What is expected. Copy every line of the data that includes the string "folder".

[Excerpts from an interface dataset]
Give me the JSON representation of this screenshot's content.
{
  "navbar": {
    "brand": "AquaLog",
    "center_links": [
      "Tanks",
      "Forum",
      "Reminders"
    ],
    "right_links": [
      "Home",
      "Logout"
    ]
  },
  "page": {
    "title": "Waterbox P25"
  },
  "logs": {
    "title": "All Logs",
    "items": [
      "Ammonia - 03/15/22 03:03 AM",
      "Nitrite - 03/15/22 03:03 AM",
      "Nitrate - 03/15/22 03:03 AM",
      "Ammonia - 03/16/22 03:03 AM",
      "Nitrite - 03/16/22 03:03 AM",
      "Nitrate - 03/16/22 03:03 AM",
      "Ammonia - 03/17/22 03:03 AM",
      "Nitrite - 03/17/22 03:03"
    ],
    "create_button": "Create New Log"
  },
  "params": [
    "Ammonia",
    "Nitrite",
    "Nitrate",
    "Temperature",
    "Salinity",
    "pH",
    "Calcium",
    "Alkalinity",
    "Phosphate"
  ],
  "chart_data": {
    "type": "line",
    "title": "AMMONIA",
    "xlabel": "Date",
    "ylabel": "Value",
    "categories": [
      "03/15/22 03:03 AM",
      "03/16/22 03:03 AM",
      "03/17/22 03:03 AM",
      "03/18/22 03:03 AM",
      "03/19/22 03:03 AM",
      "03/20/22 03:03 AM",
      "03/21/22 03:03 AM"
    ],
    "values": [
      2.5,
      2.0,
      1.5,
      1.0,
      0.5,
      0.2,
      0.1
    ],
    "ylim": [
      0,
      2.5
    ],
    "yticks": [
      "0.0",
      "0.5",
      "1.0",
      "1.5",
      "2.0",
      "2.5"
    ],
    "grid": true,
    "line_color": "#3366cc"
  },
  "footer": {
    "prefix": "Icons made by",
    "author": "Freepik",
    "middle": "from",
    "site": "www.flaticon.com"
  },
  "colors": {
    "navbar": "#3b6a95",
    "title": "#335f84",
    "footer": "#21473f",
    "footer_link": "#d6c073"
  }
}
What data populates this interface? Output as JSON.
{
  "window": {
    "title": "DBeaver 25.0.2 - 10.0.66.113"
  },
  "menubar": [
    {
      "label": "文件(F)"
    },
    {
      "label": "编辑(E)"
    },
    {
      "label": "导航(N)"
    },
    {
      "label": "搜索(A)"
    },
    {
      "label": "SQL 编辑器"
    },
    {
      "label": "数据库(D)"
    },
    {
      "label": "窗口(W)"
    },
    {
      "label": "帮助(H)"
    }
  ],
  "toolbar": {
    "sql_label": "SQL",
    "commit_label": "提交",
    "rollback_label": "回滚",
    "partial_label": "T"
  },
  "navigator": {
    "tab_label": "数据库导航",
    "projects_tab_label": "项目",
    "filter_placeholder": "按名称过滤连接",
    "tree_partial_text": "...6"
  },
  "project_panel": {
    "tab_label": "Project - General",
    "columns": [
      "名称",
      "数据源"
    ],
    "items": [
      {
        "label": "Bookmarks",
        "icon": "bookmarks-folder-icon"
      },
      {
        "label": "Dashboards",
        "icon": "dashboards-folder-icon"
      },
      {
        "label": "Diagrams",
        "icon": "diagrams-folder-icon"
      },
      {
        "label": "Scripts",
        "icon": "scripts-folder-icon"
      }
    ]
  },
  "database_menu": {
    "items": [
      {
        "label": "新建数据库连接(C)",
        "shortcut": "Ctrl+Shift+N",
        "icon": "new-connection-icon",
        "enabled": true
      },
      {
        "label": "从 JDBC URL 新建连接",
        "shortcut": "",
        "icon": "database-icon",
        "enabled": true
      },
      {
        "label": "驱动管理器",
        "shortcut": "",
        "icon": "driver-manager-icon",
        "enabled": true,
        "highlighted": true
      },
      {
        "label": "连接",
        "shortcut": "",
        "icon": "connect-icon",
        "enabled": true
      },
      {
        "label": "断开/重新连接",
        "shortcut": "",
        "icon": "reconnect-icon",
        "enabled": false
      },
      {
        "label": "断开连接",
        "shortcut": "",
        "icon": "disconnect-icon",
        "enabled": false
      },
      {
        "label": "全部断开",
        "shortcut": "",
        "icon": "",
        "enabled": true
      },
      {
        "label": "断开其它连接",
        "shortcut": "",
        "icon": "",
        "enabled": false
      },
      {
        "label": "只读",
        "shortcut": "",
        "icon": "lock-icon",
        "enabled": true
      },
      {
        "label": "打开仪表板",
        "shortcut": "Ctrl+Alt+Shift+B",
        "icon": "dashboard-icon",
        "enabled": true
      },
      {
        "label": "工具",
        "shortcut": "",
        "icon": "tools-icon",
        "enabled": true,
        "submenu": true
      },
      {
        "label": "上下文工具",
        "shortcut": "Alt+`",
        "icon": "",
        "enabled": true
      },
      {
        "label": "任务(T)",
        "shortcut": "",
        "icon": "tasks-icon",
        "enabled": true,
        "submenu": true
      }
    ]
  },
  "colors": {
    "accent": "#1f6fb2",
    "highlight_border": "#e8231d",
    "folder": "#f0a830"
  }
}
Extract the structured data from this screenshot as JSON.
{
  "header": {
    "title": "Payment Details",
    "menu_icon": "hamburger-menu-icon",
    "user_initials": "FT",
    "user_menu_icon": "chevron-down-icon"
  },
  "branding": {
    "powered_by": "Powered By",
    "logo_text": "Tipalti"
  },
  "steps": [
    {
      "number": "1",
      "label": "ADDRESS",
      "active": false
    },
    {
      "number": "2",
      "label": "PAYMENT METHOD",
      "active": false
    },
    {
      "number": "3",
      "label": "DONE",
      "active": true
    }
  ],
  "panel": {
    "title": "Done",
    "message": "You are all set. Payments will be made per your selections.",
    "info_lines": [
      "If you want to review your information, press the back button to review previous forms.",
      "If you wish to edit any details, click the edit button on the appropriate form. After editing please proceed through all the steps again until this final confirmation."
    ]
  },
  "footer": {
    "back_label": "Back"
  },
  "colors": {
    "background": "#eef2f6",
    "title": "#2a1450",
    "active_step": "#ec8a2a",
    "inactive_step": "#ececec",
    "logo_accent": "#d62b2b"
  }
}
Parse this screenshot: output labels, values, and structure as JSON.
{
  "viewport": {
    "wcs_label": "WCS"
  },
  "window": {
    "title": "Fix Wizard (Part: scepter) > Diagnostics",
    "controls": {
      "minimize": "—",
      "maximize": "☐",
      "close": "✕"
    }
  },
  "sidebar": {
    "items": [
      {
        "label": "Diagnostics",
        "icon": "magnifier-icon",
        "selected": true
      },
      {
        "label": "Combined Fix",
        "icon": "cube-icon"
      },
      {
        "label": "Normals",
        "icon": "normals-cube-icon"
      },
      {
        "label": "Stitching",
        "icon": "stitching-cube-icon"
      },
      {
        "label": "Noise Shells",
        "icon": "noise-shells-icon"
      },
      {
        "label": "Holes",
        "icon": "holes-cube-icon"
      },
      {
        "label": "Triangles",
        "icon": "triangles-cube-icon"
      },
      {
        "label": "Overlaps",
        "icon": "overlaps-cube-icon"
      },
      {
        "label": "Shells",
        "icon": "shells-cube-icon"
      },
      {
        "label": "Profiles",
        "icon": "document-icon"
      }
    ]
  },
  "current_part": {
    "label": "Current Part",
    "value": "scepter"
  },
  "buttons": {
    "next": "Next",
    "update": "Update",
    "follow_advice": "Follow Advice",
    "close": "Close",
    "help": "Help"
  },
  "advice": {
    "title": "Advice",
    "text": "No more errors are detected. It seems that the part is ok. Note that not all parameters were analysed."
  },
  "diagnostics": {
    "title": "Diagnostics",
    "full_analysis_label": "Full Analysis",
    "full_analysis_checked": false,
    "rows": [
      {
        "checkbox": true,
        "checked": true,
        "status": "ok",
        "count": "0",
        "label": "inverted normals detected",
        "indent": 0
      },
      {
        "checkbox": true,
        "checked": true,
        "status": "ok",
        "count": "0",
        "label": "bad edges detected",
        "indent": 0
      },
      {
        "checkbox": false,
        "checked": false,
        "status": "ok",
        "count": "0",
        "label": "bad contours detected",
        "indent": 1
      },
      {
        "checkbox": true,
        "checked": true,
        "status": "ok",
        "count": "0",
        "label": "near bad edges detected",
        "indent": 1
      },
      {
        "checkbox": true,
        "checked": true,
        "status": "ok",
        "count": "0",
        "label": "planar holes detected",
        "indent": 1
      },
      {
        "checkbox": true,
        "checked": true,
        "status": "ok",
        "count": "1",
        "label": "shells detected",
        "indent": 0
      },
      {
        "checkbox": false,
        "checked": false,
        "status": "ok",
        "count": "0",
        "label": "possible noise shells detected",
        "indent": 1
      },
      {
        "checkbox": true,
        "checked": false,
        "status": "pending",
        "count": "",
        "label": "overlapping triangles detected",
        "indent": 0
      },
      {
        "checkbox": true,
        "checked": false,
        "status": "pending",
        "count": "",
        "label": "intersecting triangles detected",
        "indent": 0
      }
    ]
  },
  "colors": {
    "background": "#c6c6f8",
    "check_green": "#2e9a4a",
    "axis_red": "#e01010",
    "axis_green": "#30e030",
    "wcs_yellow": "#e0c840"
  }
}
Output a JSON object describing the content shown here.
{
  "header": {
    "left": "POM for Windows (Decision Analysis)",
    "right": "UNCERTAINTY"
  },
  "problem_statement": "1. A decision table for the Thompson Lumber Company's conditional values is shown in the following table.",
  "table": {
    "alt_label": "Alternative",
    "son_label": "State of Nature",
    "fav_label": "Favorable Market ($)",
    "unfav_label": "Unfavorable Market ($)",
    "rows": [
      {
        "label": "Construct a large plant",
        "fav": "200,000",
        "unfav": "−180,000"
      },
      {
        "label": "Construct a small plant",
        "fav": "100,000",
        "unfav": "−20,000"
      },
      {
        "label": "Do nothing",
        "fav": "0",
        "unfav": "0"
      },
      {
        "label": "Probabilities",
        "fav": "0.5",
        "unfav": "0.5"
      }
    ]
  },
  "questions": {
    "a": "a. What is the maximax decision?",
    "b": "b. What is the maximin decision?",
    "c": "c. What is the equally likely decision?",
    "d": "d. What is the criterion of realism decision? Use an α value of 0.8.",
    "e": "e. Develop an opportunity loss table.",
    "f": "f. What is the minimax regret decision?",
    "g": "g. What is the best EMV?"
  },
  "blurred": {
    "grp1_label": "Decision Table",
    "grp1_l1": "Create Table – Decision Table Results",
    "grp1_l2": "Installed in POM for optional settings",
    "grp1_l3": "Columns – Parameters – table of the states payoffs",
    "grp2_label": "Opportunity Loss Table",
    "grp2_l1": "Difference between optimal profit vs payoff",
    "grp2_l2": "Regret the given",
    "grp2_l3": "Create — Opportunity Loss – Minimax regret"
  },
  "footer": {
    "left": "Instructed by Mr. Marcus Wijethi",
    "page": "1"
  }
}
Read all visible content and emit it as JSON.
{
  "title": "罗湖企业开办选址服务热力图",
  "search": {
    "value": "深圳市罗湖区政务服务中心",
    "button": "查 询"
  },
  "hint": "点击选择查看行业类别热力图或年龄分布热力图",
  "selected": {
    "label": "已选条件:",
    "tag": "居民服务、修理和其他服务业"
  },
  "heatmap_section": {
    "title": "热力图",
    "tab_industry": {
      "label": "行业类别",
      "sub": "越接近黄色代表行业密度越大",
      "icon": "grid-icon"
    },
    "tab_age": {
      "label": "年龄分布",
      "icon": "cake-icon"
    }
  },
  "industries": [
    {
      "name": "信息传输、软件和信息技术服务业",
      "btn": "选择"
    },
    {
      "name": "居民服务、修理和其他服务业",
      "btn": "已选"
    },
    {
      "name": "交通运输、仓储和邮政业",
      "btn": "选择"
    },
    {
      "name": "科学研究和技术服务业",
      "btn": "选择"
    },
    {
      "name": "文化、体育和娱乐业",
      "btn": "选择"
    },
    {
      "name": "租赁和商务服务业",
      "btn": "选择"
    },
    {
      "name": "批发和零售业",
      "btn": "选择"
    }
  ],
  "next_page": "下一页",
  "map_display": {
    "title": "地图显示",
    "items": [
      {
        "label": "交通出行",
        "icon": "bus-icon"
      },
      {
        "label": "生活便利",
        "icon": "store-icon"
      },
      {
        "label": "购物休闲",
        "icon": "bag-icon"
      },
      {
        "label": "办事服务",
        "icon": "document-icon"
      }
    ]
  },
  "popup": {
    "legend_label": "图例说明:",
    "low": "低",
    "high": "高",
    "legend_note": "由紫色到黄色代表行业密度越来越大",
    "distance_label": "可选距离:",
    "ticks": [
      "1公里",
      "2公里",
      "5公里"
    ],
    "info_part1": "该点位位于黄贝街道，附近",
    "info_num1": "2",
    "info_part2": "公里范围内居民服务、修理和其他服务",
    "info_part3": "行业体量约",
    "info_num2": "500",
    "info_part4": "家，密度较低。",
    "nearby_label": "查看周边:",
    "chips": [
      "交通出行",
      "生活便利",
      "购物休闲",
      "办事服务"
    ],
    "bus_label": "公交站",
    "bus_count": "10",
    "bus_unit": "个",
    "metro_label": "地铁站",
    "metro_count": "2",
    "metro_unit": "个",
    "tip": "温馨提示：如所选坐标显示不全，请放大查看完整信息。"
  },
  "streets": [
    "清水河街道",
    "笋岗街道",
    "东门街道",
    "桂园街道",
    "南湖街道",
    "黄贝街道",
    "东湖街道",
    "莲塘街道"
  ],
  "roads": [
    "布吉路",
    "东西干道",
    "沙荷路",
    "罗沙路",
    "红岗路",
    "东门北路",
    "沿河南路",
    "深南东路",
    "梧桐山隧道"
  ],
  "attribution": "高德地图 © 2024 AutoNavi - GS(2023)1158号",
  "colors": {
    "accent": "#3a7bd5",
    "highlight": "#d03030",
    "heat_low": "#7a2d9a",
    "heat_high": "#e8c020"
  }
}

Completed exercise.
        "icon": "bookmarks-folder-icon"
        "icon": "dashboards-folder-icon"
        "icon": "diagrams-folder-icon"
        "icon": "scripts-folder-icon"
    "folder": "#f0a830"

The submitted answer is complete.